_REQUIRED ACTION_
Scan the material for the word "Devices", then return every line where it appears.

□ □ □ □ □

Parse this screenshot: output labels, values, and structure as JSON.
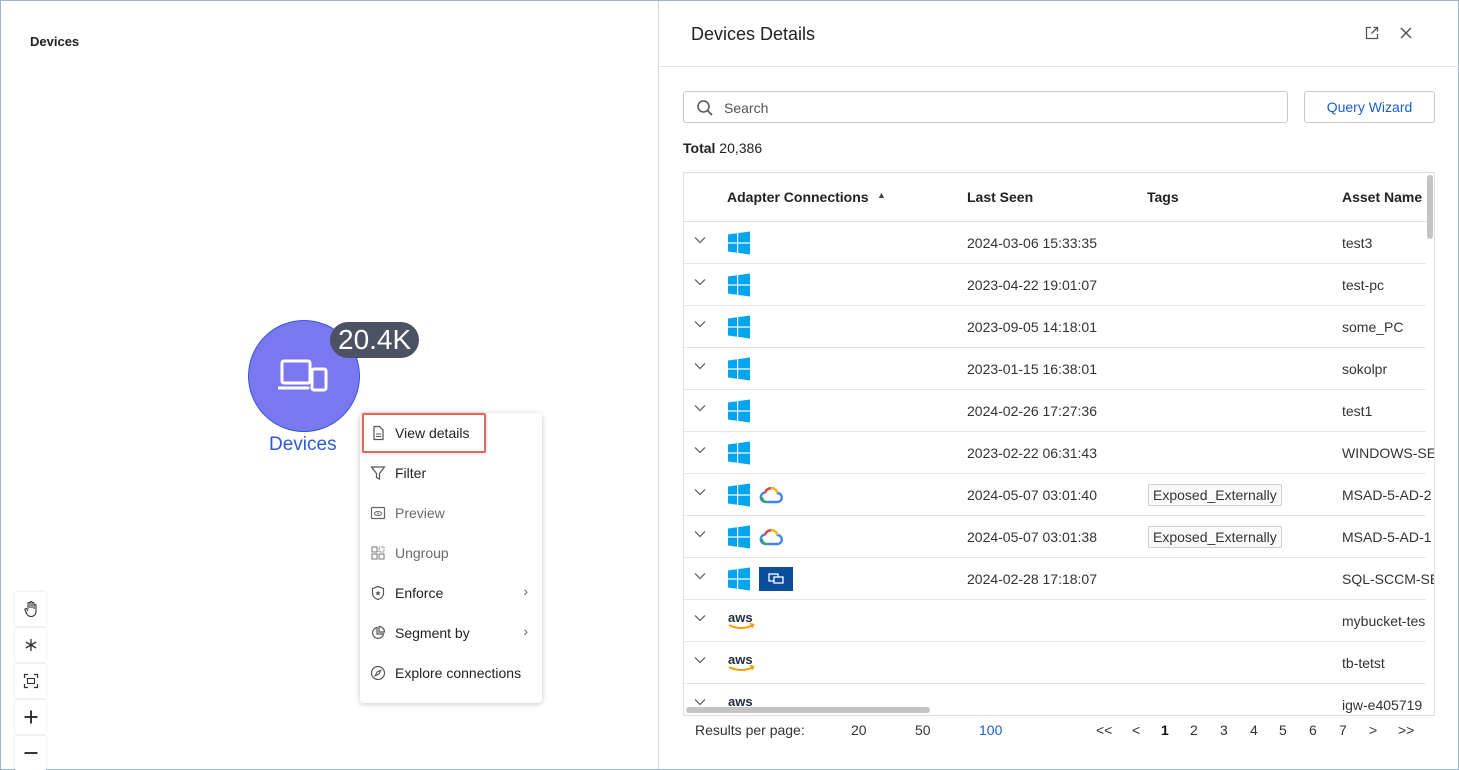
{
  "canvas": {
    "title": "Devices",
    "node": {
      "label": "Devices",
      "count_badge": "20.4K",
      "color": "#7b78ef"
    },
    "context_menu": {
      "items": [
        {
          "label": "View details",
          "icon": "document-icon",
          "enabled": true,
          "highlighted": true
        },
        {
          "label": "Filter",
          "icon": "filter-icon",
          "enabled": true
        },
        {
          "label": "Preview",
          "icon": "preview-icon",
          "enabled": false
        },
        {
          "label": "Ungroup",
          "icon": "ungroup-icon",
          "enabled": false
        },
        {
          "label": "Enforce",
          "icon": "shield-icon",
          "enabled": true,
          "submenu": true
        },
        {
          "label": "Segment by",
          "icon": "pie-chart-icon",
          "enabled": true,
          "submenu": true
        },
        {
          "label": "Explore connections",
          "icon": "compass-icon",
          "enabled": true
        }
      ]
    },
    "tools": [
      "hand-icon",
      "snowflake-icon",
      "fit-screen-icon",
      "plus-icon",
      "minus-icon"
    ]
  },
  "panel": {
    "title": "Devices Details",
    "search_placeholder": "Search",
    "query_wizard_label": "Query Wizard",
    "total_label": "Total",
    "total_value": "20,386",
    "columns": [
      "Adapter Connections",
      "Last Seen",
      "Tags",
      "Asset Name"
    ],
    "sort_indicator": "▲",
    "rows": [
      {
        "adapters": [
          "windows"
        ],
        "last_seen": "2024-03-06 15:33:35",
        "tag": "",
        "asset_name": "test3"
      },
      {
        "adapters": [
          "windows"
        ],
        "last_seen": "2023-04-22 19:01:07",
        "tag": "",
        "asset_name": "test-pc"
      },
      {
        "adapters": [
          "windows"
        ],
        "last_seen": "2023-09-05 14:18:01",
        "tag": "",
        "asset_name": "some_PC"
      },
      {
        "adapters": [
          "windows"
        ],
        "last_seen": "2023-01-15 16:38:01",
        "tag": "",
        "asset_name": "sokolpr"
      },
      {
        "adapters": [
          "windows"
        ],
        "last_seen": "2024-02-26 17:27:36",
        "tag": "",
        "asset_name": "test1"
      },
      {
        "adapters": [
          "windows"
        ],
        "last_seen": "2023-02-22 06:31:43",
        "tag": "",
        "asset_name": "WINDOWS-SE"
      },
      {
        "adapters": [
          "windows",
          "gcp"
        ],
        "last_seen": "2024-05-07 03:01:40",
        "tag": "Exposed_Externally",
        "asset_name": "MSAD-5-AD-2"
      },
      {
        "adapters": [
          "windows",
          "gcp"
        ],
        "last_seen": "2024-05-07 03:01:38",
        "tag": "Exposed_Externally",
        "asset_name": "MSAD-5-AD-1"
      },
      {
        "adapters": [
          "windows",
          "sccm"
        ],
        "last_seen": "2024-02-28 17:18:07",
        "tag": "",
        "asset_name": "SQL-SCCM-SE"
      },
      {
        "adapters": [
          "aws"
        ],
        "last_seen": "",
        "tag": "",
        "asset_name": "mybucket-tes"
      },
      {
        "adapters": [
          "aws"
        ],
        "last_seen": "",
        "tag": "",
        "asset_name": "tb-tetst"
      },
      {
        "adapters": [
          "aws"
        ],
        "last_seen": "",
        "tag": "",
        "asset_name": "igw-e405719"
      }
    ],
    "footer": {
      "results_per_page_label": "Results per page:",
      "page_sizes": [
        "20",
        "50",
        "100"
      ],
      "active_page_size": "100",
      "pagination": [
        "<<",
        "<",
        "1",
        "2",
        "3",
        "4",
        "5",
        "6",
        "7",
        ">",
        ">>"
      ],
      "current_page": "1"
    }
  },
  "colors": {
    "accent": "#1a5fc9",
    "highlight_border": "#e06a5d",
    "windows_blue": "#00a4ef",
    "aws_orange": "#ff9900"
  }
}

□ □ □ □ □

_OUTPUT FOR THIS TASK_
    "title": "Devices",
      "label": "Devices",
    "title": "Devices Details",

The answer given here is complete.